Sometimes I think that all writing is egotistical. Because everything I write, I write out of fear, or love, or anger, or sadness, or just some other emotion. Everything I write, and to a larger extent, everything everyone writes, is based off of some experience that he or she had in the past. And this blog is mostly just myself writing because simply thinking about something isn’t enough.
But then I remember that self-awareness and self-assessment even is an extremely important thing to possess, especially if one wishes to do good in the world.
So going off of that, here’s another small post about my introversion and how maybe something has changed.
This summer, I attended the Kenyon Young Writers Program, which, I’m positive, is the most amazing two weeks any young writer could spend (except maybe Hogwarts). Waking up at 7:30 and going to sleep at around 11:30, we wrote incessantly, having workshops for (I think) 5 hours everyday. Despite needing two cups of coffee every day in order to function, I still found myself being energized enough to hang out with the friends I met there. We could talk for hours and hours on end, and even though at two a.m. my eyes would feel like lead, I still wanted to talk to them.
This experience made me question my introversion, which, as Myers-Briggs told me, was 90% of my mind.
I wondered how I could’ve felt so energized around friends I’ve known only for days, when back home (or back at school), one of the things I look forward to the most is my evening runs alone. I wondered if our measurement of introvert/extrovert was arbitrary, or if I had a tendency for mood swings that affects my interactions with other people.
I think what made Kenyon different was the people. Everyone I met there was filled with so much passion for writing and was genuinely nice, and even though I’ve only known them for two weeks, it feels like I’ve known them for years. It dawned on me that Kenyon was the first time that I really met people who shared my passion. Growing up in China, most of my peers were submerged under a sea of homework while balancing playing the piano or violin. Here in a small boarding school in Alabama, I haven’t met anyone who’s passionate about writing and storytelling. I’ve never realized how much I missed meeting other aspiring writers until I’ve met them.
Trying to put ourselves into these boxes can be insightful yet exhausting. I’ve taken the Myers-Briggs test around five to six times over the span of about 5 years, and I’ve always got INFJ. While the descriptions of this personality type were extremely accurate, I now know that there are limitations to the extent that these tests can bring, and solely focusing on the results and interpretations might result in pressure to fit inside these boxes.

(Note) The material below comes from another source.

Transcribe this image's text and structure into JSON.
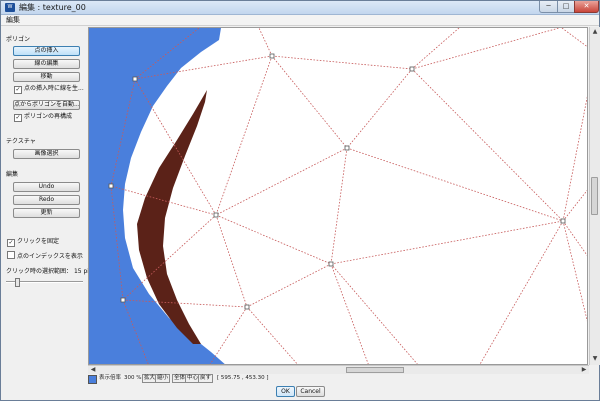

I’m not saying that these personalities tests are necessarily bad for you, on the contrary, they can be quite insightful. After I took the test, I realized parts of myself through the words of others, and it was a great experience. I guess what I’m trying to say is that we shouldn’t try to force ourselves into the framework of these tests, when sometimes, we might not fit after all.